David was a shepherd, certainly a lonely occupation. He must have spent many months alone, looking after his father’s flocks and protecting them from wild animals. David even explained this to King Saul who had doubted his abilities:
“Your servant used to keep sheep for his father. And when there came a lion, or a bear, and took a lamb from the flock, I went after him and struck him and delivered it out of his mouth.” ! Samuel 17:34-35
I’m guessing David got very good with his sling during those months and years. Besides fighting wild animals, I can envision him setting a tin cup on a tree branch and practicing his slinging expertise day after day.
In contrast to the slow-moving, armor-burdened Goliath, David was quick and agile. His stone wouldn’t be effective against Goliath’s armor, but he had a target that would bring down his opponent: Goliath’s unprotected forehead. It only took one shot, and the giant was dead.
* * *
Developing skill is obviously important in any field. I recently read an article on this subject on the Personal Excellence website. A couple of sentences stood out to me.
“… people are often impressed by what others have accomplished without realizing what they went through to get there. We see their accolades and victories, and make gross assumptions about what it takes to succeed.”
I think this is especially true of writers. We all know how to string words together to make sentences, and we’ve read lots of good books. How hard can it be to write one of our own? But TKZ regulars know it is oh, so much more than that.
I was looking for some straightforward guidance about the development of skills when I stumbled on the site of the Morningside Graduate School of Biomedical Sciences that enumerated the necessary ingredients. Here are the basics they listed:
- Get training.
- Get feedback.
That looks pretty simple, but we know each one of those items is a world of its own.
So, TKZers: Do any of your books have a David vs. Goliath theme? How did your hero defeat the giant? (Or did he?)
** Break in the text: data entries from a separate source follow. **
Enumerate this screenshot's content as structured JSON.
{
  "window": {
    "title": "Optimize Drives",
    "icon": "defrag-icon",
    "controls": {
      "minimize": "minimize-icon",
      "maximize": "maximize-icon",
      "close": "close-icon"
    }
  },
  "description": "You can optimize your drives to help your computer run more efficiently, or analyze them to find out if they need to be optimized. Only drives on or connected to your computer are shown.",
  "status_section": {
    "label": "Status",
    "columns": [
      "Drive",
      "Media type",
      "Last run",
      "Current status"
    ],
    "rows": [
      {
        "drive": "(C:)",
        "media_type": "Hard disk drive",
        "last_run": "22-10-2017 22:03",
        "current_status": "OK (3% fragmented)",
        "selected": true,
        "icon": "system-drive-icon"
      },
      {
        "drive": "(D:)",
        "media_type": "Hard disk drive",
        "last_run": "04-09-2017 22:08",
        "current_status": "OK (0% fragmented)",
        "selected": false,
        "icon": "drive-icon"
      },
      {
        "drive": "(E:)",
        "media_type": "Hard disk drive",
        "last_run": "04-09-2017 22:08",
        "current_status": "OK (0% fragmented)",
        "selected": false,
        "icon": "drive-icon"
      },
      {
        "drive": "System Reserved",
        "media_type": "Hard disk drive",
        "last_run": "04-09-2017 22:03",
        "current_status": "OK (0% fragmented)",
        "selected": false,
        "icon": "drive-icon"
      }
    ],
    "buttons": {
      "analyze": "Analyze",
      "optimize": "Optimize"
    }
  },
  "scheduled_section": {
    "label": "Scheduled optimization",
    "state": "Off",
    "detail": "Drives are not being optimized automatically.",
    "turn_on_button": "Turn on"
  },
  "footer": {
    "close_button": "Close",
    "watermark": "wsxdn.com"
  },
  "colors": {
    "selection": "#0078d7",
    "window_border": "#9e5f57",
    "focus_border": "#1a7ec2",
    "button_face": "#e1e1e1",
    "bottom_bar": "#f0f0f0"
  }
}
How do you train for your writing?
How much time to you spend practicing? What kind of practice do you recommend?
How do you get feedback?